** Opening DATA SECTION block **

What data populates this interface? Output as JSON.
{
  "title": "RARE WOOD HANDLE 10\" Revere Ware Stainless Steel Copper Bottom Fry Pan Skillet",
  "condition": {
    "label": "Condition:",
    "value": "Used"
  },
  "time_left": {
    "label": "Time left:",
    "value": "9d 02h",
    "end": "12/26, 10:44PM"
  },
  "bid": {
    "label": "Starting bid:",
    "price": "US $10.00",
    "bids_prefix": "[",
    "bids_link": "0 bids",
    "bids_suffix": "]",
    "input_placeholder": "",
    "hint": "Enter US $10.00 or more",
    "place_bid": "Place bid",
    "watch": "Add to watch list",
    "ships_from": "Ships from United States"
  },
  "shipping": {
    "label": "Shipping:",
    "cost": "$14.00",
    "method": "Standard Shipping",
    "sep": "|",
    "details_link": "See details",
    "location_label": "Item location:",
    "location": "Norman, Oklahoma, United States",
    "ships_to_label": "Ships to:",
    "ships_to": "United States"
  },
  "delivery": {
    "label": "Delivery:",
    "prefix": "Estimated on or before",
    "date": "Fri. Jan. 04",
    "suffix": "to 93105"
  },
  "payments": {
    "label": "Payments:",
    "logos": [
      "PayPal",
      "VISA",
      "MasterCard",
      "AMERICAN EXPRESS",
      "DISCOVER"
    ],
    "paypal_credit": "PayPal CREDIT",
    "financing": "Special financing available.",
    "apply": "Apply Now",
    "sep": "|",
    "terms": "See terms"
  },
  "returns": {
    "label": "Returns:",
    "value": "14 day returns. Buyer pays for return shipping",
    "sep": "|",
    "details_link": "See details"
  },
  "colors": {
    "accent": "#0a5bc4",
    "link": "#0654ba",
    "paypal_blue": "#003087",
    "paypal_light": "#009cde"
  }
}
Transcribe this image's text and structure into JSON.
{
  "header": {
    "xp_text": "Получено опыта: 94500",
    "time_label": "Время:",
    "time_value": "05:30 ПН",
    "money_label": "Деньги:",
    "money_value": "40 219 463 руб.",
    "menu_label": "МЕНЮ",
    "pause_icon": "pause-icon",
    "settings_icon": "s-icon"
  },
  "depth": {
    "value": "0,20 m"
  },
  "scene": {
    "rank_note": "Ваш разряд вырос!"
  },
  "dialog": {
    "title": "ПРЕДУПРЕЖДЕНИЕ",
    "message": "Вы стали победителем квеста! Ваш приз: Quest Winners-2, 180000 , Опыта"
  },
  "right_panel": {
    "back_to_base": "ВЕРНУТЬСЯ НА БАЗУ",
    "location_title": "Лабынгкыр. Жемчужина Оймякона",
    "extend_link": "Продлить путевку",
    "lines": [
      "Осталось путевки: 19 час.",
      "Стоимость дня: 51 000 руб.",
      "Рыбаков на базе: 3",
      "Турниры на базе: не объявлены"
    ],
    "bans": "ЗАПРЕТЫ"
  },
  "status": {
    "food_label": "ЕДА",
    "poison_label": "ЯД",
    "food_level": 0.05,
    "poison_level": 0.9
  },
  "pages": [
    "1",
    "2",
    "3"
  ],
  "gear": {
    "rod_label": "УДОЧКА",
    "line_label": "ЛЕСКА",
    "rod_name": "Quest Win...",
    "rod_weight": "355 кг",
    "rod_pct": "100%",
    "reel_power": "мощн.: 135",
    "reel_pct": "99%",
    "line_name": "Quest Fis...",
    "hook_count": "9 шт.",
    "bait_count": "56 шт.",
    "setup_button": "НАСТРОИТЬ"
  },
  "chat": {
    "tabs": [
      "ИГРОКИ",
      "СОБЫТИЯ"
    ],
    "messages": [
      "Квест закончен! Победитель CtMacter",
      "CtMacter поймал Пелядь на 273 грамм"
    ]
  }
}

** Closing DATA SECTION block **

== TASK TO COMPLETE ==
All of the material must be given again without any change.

== EXERCISE SOLUTION ==
What data populates this interface? Output as JSON.
{
  "title": "RARE WOOD HANDLE 10\" Revere Ware Stainless Steel Copper Bottom Fry Pan Skillet",
  "condition": {
    "label": "Condition:",
    "value": "Used"
  },
  "time_left": {
    "label": "Time left:",
    "value": "9d 02h",
    "end": "12/26, 10:44PM"
  },
  "bid": {
    "label": "Starting bid:",
    "price": "US $10.00",
    "bids_prefix": "[",
    "bids_link": "0 bids",
    "bids_suffix": "]",
    "input_placeholder": "",
    "hint": "Enter US $10.00 or more",
    "place_bid": "Place bid",
    "watch": "Add to watch list",
    "ships_from": "Ships from United States"
  },
  "shipping": {
    "label": "Shipping:",
    "cost": "$14.00",
    "method": "Standard Shipping",
    "sep": "|",
    "details_link": "See details",
    "location_label": "Item location:",
    "location": "Norman, Oklahoma, United States",
    "ships_to_label": "Ships to:",
    "ships_to": "United States"
  },
  "delivery": {
    "label": "Delivery:",
    "prefix": "Estimated on or before",
    "date": "Fri. Jan. 04",
    "suffix": "to 93105"
  },
  "payments": {
    "label": "Payments:",
    "logos": [
      "PayPal",
      "VISA",
      "MasterCard",
      "AMERICAN EXPRESS",
      "DISCOVER"
    ],
    "paypal_credit": "PayPal CREDIT",
    "financing": "Special financing available.",
    "apply": "Apply Now",
    "sep": "|",
    "terms": "See terms"
  },
  "returns": {
    "label": "Returns:",
    "value": "14 day returns. Buyer pays for return shipping",
    "sep": "|",
    "details_link": "See details"
  },
  "colors": {
    "accent": "#0a5bc4",
    "link": "#0654ba",
    "paypal_blue": "#003087",
    "paypal_light": "#009cde"
  }
}
Transcribe this image's text and structure into JSON.
{
  "header": {
    "xp_text": "Получено опыта: 94500",
    "time_label": "Время:",
    "time_value": "05:30 ПН",
    "money_label": "Деньги:",
    "money_value": "40 219 463 руб.",
    "menu_label": "МЕНЮ",
    "pause_icon": "pause-icon",
    "settings_icon": "s-icon"
  },
  "depth": {
    "value": "0,20 m"
  },
  "scene": {
    "rank_note": "Ваш разряд вырос!"
  },
  "dialog": {
    "title": "ПРЕДУПРЕЖДЕНИЕ",
    "message": "Вы стали победителем квеста! Ваш приз: Quest Winners-2, 180000 , Опыта"
  },
  "right_panel": {
    "back_to_base": "ВЕРНУТЬСЯ НА БАЗУ",
    "location_title": "Лабынгкыр. Жемчужина Оймякона",
    "extend_link": "Продлить путевку",
    "lines": [
      "Осталось путевки: 19 час.",
      "Стоимость дня: 51 000 руб.",
      "Рыбаков на базе: 3",
      "Турниры на базе: не объявлены"
    ],
    "bans": "ЗАПРЕТЫ"
  },
  "status": {
    "food_label": "ЕДА",
    "poison_label": "ЯД",
    "food_level": 0.05,
    "poison_level": 0.9
  },
  "pages": [
    "1",
    "2",
    "3"
  ],
  "gear": {
    "rod_label": "УДОЧКА",
    "line_label": "ЛЕСКА",
    "rod_name": "Quest Win...",
    "rod_weight": "355 кг",
    "rod_pct": "100%",
    "reel_power": "мощн.: 135",
    "reel_pct": "99%",
    "line_name": "Quest Fis...",
    "hook_count": "9 шт.",
    "bait_count": "56 шт.",
    "setup_button": "НАСТРОИТЬ"
  },
  "chat": {
    "tabs": [
      "ИГРОКИ",
      "СОБЫТИЯ"
    ],
    "messages": [
      "Квест закончен! Победитель CtMacter",
      "CtMacter поймал Пелядь на 273 грамм"
    ]
  }
}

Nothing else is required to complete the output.